━━━ DATA TO PROCESS ━━━

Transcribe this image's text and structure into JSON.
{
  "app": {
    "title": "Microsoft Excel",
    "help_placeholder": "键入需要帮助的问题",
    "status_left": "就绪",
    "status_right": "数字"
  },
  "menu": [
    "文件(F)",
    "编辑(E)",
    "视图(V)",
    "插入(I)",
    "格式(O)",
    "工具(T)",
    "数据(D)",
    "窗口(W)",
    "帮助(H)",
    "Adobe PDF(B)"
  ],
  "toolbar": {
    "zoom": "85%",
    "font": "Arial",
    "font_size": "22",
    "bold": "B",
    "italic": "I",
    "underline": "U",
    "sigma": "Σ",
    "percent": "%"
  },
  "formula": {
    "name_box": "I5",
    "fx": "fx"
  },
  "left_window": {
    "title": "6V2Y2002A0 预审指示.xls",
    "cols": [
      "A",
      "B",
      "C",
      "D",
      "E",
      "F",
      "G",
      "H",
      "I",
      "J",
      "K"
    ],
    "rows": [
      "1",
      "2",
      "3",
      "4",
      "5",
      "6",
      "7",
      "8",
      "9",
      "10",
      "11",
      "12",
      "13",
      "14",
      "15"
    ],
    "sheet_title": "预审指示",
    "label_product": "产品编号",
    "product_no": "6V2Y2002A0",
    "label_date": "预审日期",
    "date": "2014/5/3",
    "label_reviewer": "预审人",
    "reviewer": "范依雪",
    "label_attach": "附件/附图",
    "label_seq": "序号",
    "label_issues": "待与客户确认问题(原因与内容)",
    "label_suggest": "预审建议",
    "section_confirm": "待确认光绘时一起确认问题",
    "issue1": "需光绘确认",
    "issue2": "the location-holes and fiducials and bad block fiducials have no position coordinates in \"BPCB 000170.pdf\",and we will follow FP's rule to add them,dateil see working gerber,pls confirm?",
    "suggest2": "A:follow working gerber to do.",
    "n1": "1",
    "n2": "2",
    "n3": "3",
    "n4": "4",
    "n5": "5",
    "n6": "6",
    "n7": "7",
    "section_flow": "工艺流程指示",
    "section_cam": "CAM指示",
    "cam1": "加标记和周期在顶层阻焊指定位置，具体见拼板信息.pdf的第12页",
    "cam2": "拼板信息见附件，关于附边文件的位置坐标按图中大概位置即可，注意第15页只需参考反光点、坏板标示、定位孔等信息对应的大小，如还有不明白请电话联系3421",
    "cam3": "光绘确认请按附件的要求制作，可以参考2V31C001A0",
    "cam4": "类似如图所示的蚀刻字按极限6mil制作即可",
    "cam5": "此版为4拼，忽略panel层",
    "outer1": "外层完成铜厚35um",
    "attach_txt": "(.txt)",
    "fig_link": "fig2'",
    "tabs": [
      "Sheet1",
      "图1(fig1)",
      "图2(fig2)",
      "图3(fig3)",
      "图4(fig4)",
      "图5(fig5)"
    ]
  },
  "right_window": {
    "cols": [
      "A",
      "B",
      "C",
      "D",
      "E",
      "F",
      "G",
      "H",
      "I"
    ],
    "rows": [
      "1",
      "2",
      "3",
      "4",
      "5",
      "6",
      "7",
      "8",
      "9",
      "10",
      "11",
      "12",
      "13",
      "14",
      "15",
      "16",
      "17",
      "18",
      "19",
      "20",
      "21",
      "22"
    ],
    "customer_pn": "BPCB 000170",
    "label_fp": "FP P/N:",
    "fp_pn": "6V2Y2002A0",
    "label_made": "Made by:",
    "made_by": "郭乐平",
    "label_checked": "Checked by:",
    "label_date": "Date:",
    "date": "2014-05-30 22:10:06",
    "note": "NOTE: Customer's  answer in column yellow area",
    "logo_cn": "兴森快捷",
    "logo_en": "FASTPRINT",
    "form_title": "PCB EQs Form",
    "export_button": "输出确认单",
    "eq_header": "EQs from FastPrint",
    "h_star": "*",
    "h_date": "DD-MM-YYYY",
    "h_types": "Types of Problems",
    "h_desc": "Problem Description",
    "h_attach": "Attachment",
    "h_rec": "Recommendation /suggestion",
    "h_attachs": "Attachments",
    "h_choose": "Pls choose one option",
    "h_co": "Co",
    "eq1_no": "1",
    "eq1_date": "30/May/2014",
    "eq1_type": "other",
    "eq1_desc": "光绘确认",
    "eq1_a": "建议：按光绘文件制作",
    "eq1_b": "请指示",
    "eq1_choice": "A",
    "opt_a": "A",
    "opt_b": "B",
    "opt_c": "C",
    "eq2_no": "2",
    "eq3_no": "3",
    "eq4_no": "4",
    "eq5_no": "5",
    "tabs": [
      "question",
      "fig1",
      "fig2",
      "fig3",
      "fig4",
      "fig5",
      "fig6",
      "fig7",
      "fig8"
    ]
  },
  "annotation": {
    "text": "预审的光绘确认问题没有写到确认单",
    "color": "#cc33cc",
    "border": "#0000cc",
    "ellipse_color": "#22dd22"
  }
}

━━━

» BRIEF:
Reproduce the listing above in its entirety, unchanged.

» ANSWER SPACE:
Transcribe this image's text and structure into JSON.
{
  "app": {
    "title": "Microsoft Excel",
    "help_placeholder": "键入需要帮助的问题",
    "status_left": "就绪",
    "status_right": "数字"
  },
  "menu": [
    "文件(F)",
    "编辑(E)",
    "视图(V)",
    "插入(I)",
    "格式(O)",
    "工具(T)",
    "数据(D)",
    "窗口(W)",
    "帮助(H)",
    "Adobe PDF(B)"
  ],
  "toolbar": {
    "zoom": "85%",
    "font": "Arial",
    "font_size": "22",
    "bold": "B",
    "italic": "I",
    "underline": "U",
    "sigma": "Σ",
    "percent": "%"
  },
  "formula": {
    "name_box": "I5",
    "fx": "fx"
  },
  "left_window": {
    "title": "6V2Y2002A0 预审指示.xls",
    "cols": [
      "A",
      "B",
      "C",
      "D",
      "E",
      "F",
      "G",
      "H",
      "I",
      "J",
      "K"
    ],
    "rows": [
      "1",
      "2",
      "3",
      "4",
      "5",
      "6",
      "7",
      "8",
      "9",
      "10",
      "11",
      "12",
      "13",
      "14",
      "15"
    ],
    "sheet_title": "预审指示",
    "label_product": "产品编号",
    "product_no": "6V2Y2002A0",
    "label_date": "预审日期",
    "date": "2014/5/3",
    "label_reviewer": "预审人",
    "reviewer": "范依雪",
    "label_attach": "附件/附图",
    "label_seq": "序号",
    "label_issues": "待与客户确认问题(原因与内容)",
    "label_suggest": "预审建议",
    "section_confirm": "待确认光绘时一起确认问题",
    "issue1": "需光绘确认",
    "issue2": "the location-holes and fiducials and bad block fiducials have no position coordinates in \"BPCB 000170.pdf\",and we will follow FP's rule to add them,dateil see working gerber,pls confirm?",
    "suggest2": "A:follow working gerber to do.",
    "n1": "1",
    "n2": "2",
    "n3": "3",
    "n4": "4",
    "n5": "5",
    "n6": "6",
    "n7": "7",
    "section_flow": "工艺流程指示",
    "section_cam": "CAM指示",
    "cam1": "加标记和周期在顶层阻焊指定位置，具体见拼板信息.pdf的第12页",
    "cam2": "拼板信息见附件，关于附边文件的位置坐标按图中大概位置即可，注意第15页只需参考反光点、坏板标示、定位孔等信息对应的大小，如还有不明白请电话联系3421",
    "cam3": "光绘确认请按附件的要求制作，可以参考2V31C001A0",
    "cam4": "类似如图所示的蚀刻字按极限6mil制作即可",
    "cam5": "此版为4拼，忽略panel层",
    "outer1": "外层完成铜厚35um",
    "attach_txt": "(.txt)",
    "fig_link": "fig2'",
    "tabs": [
      "Sheet1",
      "图1(fig1)",
      "图2(fig2)",
      "图3(fig3)",
      "图4(fig4)",
      "图5(fig5)"
    ]
  },
  "right_window": {
    "cols": [
      "A",
      "B",
      "C",
      "D",
      "E",
      "F",
      "G",
      "H",
      "I"
    ],
    "rows": [
      "1",
      "2",
      "3",
      "4",
      "5",
      "6",
      "7",
      "8",
      "9",
      "10",
      "11",
      "12",
      "13",
      "14",
      "15",
      "16",
      "17",
      "18",
      "19",
      "20",
      "21",
      "22"
    ],
    "customer_pn": "BPCB 000170",
    "label_fp": "FP P/N:",
    "fp_pn": "6V2Y2002A0",
    "label_made": "Made by:",
    "made_by": "郭乐平",
    "label_checked": "Checked by:",
    "label_date": "Date:",
    "date": "2014-05-30 22:10:06",
    "note": "NOTE: Customer's  answer in column yellow area",
    "logo_cn": "兴森快捷",
    "logo_en": "FASTPRINT",
    "form_title": "PCB EQs Form",
    "export_button": "输出确认单",
    "eq_header": "EQs from FastPrint",
    "h_star": "*",
    "h_date": "DD-MM-YYYY",
    "h_types": "Types of Problems",
    "h_desc": "Problem Description",
    "h_attach": "Attachment",
    "h_rec": "Recommendation /suggestion",
    "h_attachs": "Attachments",
    "h_choose": "Pls choose one option",
    "h_co": "Co",
    "eq1_no": "1",
    "eq1_date": "30/May/2014",
    "eq1_type": "other",
    "eq1_desc": "光绘确认",
    "eq1_a": "建议：按光绘文件制作",
    "eq1_b": "请指示",
    "eq1_choice": "A",
    "opt_a": "A",
    "opt_b": "B",
    "opt_c": "C",
    "eq2_no": "2",
    "eq3_no": "3",
    "eq4_no": "4",
    "eq5_no": "5",
    "tabs": [
      "question",
      "fig1",
      "fig2",
      "fig3",
      "fig4",
      "fig5",
      "fig6",
      "fig7",
      "fig8"
    ]
  },
  "annotation": {
    "text": "预审的光绘确认问题没有写到确认单",
    "color": "#cc33cc",
    "border": "#0000cc",
    "ellipse_color": "#22dd22"
  }
}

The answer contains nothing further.